Still, in maintaining its DTC service, 23andMe has undoubtedly helped educate its customers about genomics, particularly by engaging them in research. Using a crowd-sourced approach, 23andMe mines the genotypic and phenotypic data of customers who have agreed to partake in research. According to 23andMe, approximately 90 percent of its more than 200,000 customers opt in to participate in its studies. The company has gathered more than 90 million phenotypic data points from customers' survey responses, at the rate of 2 million new phenotypic data points each week.
With the help of its customers, 23andMe published a paper in 2010 in PLOS Genetics where researchers identified markers associated with a number of traits, such as hair curliness, eye color, and freckling. The following year in the same journal, 23andMe published data on two new genetic associations linked to Parkinson's disease and confirmed 20 previously reported gene links with the illness.
"Never having met these people, a million things could have gone wrong, and yet [23andMe was] still able to make very good discoveries," said Altman, who has gotten himself and his whole family tested via 23andMe.
After receiving their 23andMe genotyping reports, Altman's children each had very different reactions. His eldest son, who was a history major, was fascinated by the ancestry and migration information. Altman's second-oldest child looked at the various health risks in her report and wondered if she had anything to worry about medically. After Altman's youngest daughter, a senior in high school, looked at her report, she pointed to her eyes and said, "Dad, my eyes are blue. Why did you pay a hundred dollars for somebody to tell us that my eyes are blue?"
"It was these three totally different responses, and this really captures what 23andMe offers," Altman reflected. "It gets genetics into the conversation. It brings genomics to the people and it makes it less mysterious."

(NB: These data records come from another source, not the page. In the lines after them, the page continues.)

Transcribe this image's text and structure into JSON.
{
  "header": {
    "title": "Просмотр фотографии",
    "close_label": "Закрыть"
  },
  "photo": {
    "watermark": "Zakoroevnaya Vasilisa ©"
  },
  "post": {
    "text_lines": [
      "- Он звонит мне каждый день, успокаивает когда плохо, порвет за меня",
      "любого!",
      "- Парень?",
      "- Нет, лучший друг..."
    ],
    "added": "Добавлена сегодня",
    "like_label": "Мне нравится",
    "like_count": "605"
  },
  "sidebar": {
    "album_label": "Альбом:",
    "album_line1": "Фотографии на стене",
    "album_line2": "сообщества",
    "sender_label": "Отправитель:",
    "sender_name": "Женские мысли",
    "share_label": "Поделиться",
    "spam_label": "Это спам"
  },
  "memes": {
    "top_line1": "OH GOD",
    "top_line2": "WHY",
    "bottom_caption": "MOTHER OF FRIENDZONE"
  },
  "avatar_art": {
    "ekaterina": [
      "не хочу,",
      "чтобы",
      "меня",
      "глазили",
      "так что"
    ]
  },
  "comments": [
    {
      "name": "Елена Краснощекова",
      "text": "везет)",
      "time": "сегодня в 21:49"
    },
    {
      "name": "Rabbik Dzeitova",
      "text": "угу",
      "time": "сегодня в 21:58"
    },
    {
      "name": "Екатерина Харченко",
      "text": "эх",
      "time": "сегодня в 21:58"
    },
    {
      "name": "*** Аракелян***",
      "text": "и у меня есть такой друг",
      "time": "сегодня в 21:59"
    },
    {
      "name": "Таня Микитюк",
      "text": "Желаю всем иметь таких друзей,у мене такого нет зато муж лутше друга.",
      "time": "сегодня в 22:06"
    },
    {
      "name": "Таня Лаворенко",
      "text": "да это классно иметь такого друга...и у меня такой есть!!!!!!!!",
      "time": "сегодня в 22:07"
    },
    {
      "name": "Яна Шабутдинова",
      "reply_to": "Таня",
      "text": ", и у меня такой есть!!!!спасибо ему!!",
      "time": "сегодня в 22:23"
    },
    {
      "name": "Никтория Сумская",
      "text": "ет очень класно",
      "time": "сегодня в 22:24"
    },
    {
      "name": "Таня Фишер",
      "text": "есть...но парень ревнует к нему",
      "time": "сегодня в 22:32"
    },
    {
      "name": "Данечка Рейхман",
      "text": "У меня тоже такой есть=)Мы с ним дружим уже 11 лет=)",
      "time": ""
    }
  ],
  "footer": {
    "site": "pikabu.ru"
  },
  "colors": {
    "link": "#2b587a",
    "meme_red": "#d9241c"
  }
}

After publication of this story, Scripps' Mike Alcorn clarified remarks about his family background. This story has been updated to reflect that.